Halloween’s over, the shops are discounting the now old Halloween stock and the shelfs are filling with all things Christmas. Mind you, I ve seen mince pies on sale in supermarkets since the beginning of September. This reminds me of an acquaintance of mine who informed me she’d been hoarding food for several months including many packs of mince pies in readiness for Christmas. I pointed out that mince pies are not just for Christmas and she should check the use by dates. I always wondered if those mince pies were enjoyed as part of the Christmas festivities. Anyway, it’s that time of year again!
The festive period is a huge deal and joy to some, for example my colleague Verity who’s so besotted with all things Christmas has her decorations up by the end of October. But, some find it a bit of a Groundhog Day. Many decide on a getaway for the festive period is a must by locating abroad for a sun-kissed break or to an idyllic UK cottage magically decorated with a cosy wood burning.
Every year I tend to work up to 1pm on Christmas Eve as many of my clients still like to leave their treatments to the last minute. For the first time last year I was back on the road with my spa-by-car service on Boxing Day morning for a family on a stay and pamper break. It’s was a great atmosphere with general chit-chat and a discussion regarding the meaning of Boxing Day came-up. We all agreed it had something to do with sport or wrapping presents. After searching the internet one of the guests stumbed across an article ‘Why is it called Boxing Day? You asked Google – here’s the answer’ from a 2016 Guardian article I became educated as to the actual meaning of this bank holiday. https://www.theguardian.com/commentisfree/2016/dec/26/why-is-it-called-boxing-day

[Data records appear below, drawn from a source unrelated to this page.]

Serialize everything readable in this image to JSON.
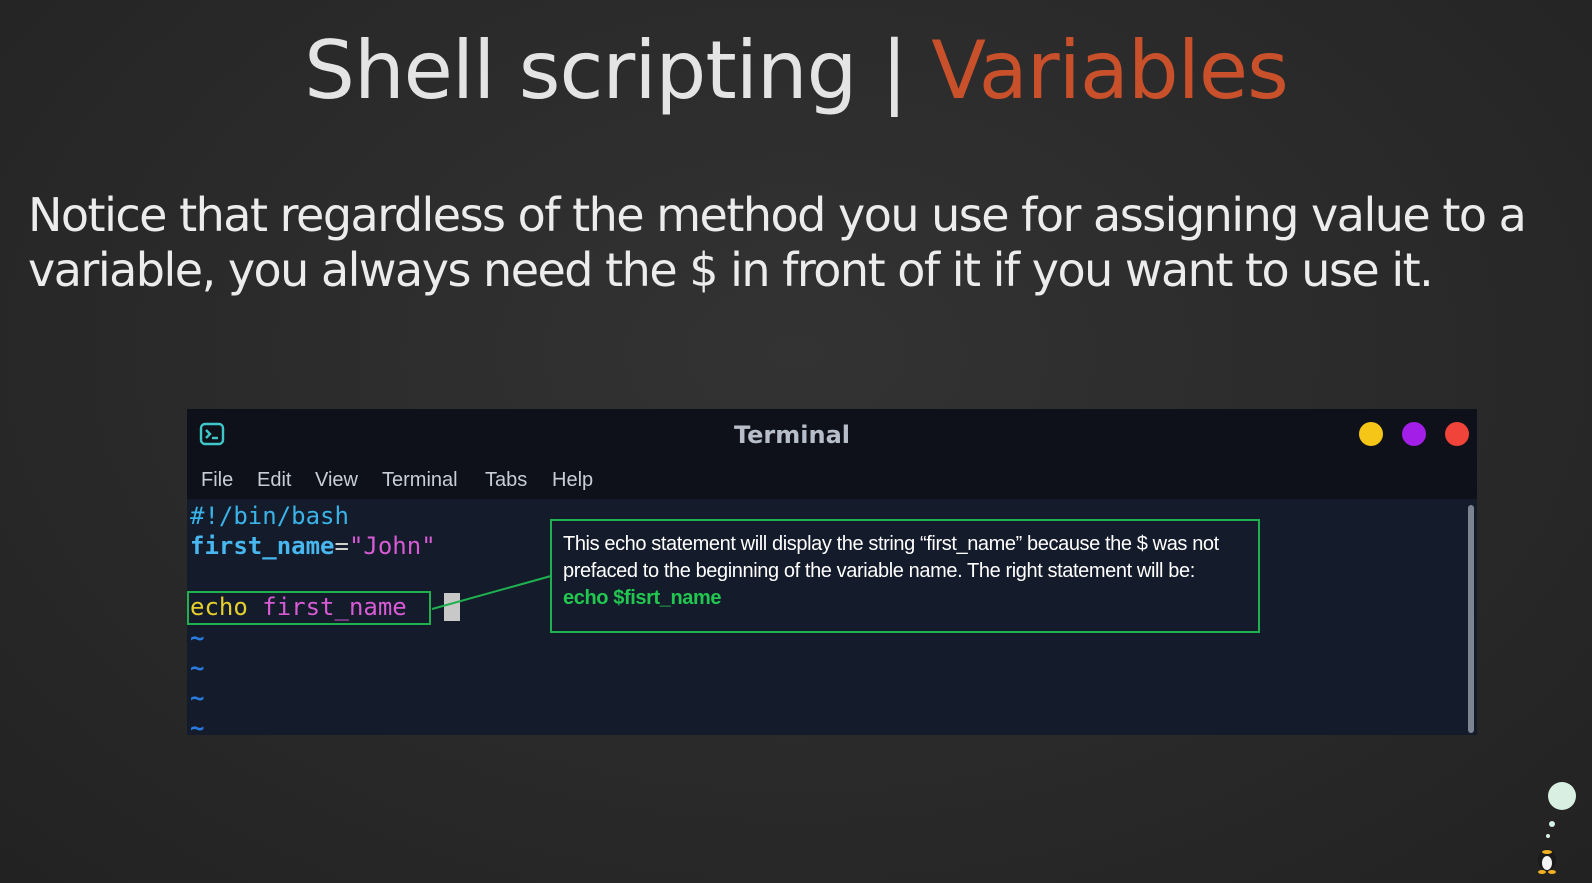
{
  "slide": {
    "title_main": "Shell scripting | ",
    "title_accent": "Variables",
    "subtitle": "Notice that regardless of the method you use for assigning value to a variable, you always need the $ in front of it if you want to use it."
  },
  "terminal": {
    "window_title": "Terminal",
    "menu": [
      "File",
      "Edit",
      "View",
      "Terminal",
      "Tabs",
      "Help"
    ],
    "lines": {
      "shebang": "#!/bin/bash",
      "var_name": "first_name",
      "equals": "=",
      "var_value": "\"John\"",
      "echo_cmd": "echo",
      "echo_arg": "first_name",
      "tilde": "~"
    }
  },
  "callout": {
    "text": "This echo statement will display the string “first_name” because the $ was not prefaced to the beginning of the variable name. The right statement will be:",
    "code": "echo $fisrt_name"
  },
  "colors": {
    "accent": "#c8502a",
    "highlight_green": "#1fb04f",
    "min_button": "#f5c518",
    "max_button": "#a31fe8",
    "close_button": "#f0433a"
  },
  "icons": {
    "terminal_app": "terminal-icon",
    "mascot": "tux-penguin-icon"
  }
}
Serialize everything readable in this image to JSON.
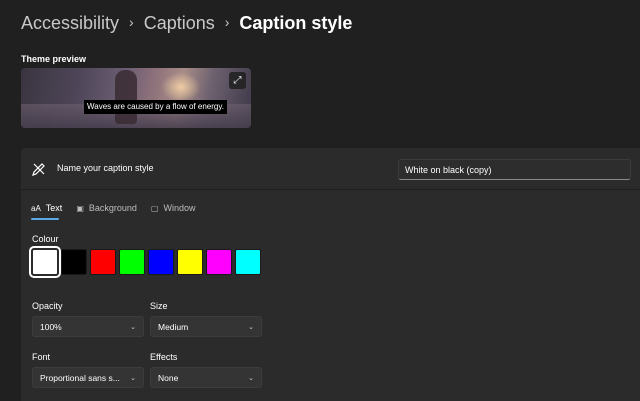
{
  "breadcrumb": {
    "items": [
      "Accessibility",
      "Captions",
      "Caption style"
    ]
  },
  "preview": {
    "label": "Theme preview",
    "caption": "Waves are caused by a flow of energy.",
    "expand_icon": "expand-icon"
  },
  "caption_style": {
    "name_label": "Name your caption style",
    "name_value": "White on black (copy)",
    "name_icon": "pen-edit-icon"
  },
  "tabs": [
    {
      "label": "Text",
      "icon": "aA",
      "active": true
    },
    {
      "label": "Background",
      "icon": "background-icon",
      "active": false
    },
    {
      "label": "Window",
      "icon": "window-icon",
      "active": false
    }
  ],
  "colour": {
    "label": "Colour",
    "swatches": [
      "#ffffff",
      "#000000",
      "#ff0000",
      "#00ff00",
      "#0000ff",
      "#ffff00",
      "#ff00ff",
      "#00ffff"
    ],
    "selected": "#ffffff"
  },
  "opacity": {
    "label": "Opacity",
    "value": "100%"
  },
  "size": {
    "label": "Size",
    "value": "Medium"
  },
  "font": {
    "label": "Font",
    "value": "Proportional sans s..."
  },
  "effects": {
    "label": "Effects",
    "value": "None"
  },
  "accent_color": "#5ba9e8"
}
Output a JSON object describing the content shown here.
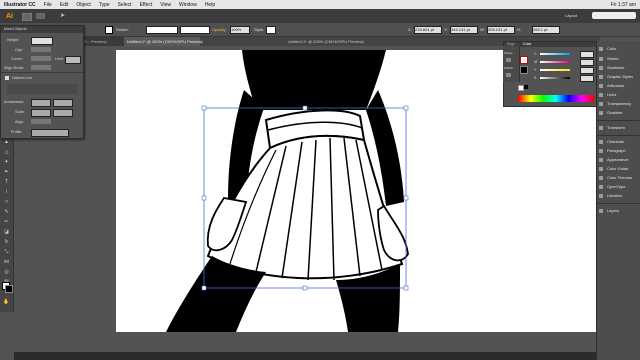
{
  "menubar": {
    "apple": "",
    "app_name": "Illustrator CC",
    "items": [
      "File",
      "Edit",
      "Object",
      "Type",
      "Select",
      "Effect",
      "View",
      "Window",
      "Help"
    ],
    "clock": "Fri 1:37 am"
  },
  "appbar": {
    "logo": "Ai",
    "workspace": "Layout"
  },
  "controlbar": {
    "selection_label": "Mixed Objects",
    "stroke_label": "Stroke:",
    "opacity_label": "Opacity:",
    "opacity_value": "100%",
    "style_label": "Style:",
    "x_label": "X:",
    "x_value": "218.824 pt",
    "y_label": "Y:",
    "y_value": "344.131 pt",
    "w_label": "W:",
    "w_value": "305.131 pt",
    "h_label": "H:",
    "h_value": "269.1 pt"
  },
  "tabs": [
    {
      "label": "Pl... Preview)"
    },
    {
      "label": "Untitled-1* @ 200% (CMYK/GPU Preview)"
    }
  ],
  "window_title": "Untitled-1* @ 200% (CMYK/GPU Preview)",
  "stroke_panel": {
    "header": "Mixed Objects",
    "weight_label": "Weight:",
    "cap_label": "Cap:",
    "corner_label": "Corner:",
    "limit_label": "Limit:",
    "align_label": "Align Stroke:",
    "dashed_label": "Dashed Line",
    "arrowheads_label": "Arrowheads:",
    "scale_label": "Scale:",
    "align2_label": "Align:",
    "profile_label": "Profile:"
  },
  "color_panel": {
    "tabs": [
      "Align",
      "Color"
    ],
    "side_labels": [
      "Shape",
      "Pathfin"
    ],
    "channel_labels": [
      "C",
      "M",
      "Y",
      "K"
    ]
  },
  "dock": {
    "items": [
      "Color",
      "Stroke",
      "Swatches",
      "Graphic Styles",
      "Artboards",
      "Links",
      "Transparency",
      "Gradient",
      "Transform",
      "Character",
      "Paragraph",
      "Appearance",
      "Color Guide",
      "Color Themes",
      "OpenType",
      "Libraries",
      "Layers"
    ]
  },
  "colors": {
    "accent": "#ff9a00",
    "ui_bg": "#535353",
    "artboard": "#ffffff"
  }
}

The article puts right my wrong thinking that Boxing Day has to do with sport and boxing it actually has more to do with charitable acts on the day. Christmas boxes dispensed by the church in middle-ages to the poor and opened on the day after Christmas in honour of St Stephen’s feast is recognised. Although there is suggestions that this tradition went further back to Roman times. The Victorian’s looked into this in more detail and St Stephen’s Day was marked as a bank holiday in 1871. As part of the tradition some employers gave Christmas boxes to their employees and domestic staff given the day off to visit family with leftover food.
As the writer of the article points out nowadays that tradition of employers giving their staff a Christmas box is declining. I remember receiving hampers from some employers many years ago. I guess this gesture stopped when money became tight for employers, or gifting was no longer tax deductible.
Fast forward to today and Boxing Day is a welcome extension for people to eat, drink, relax and be merry and hopefully partake in charitable actions in the season of goodwill to all men.
If you’d like to book us for a Christmas stay and pamper or just the pamper session on boxing Day, Contact us for details.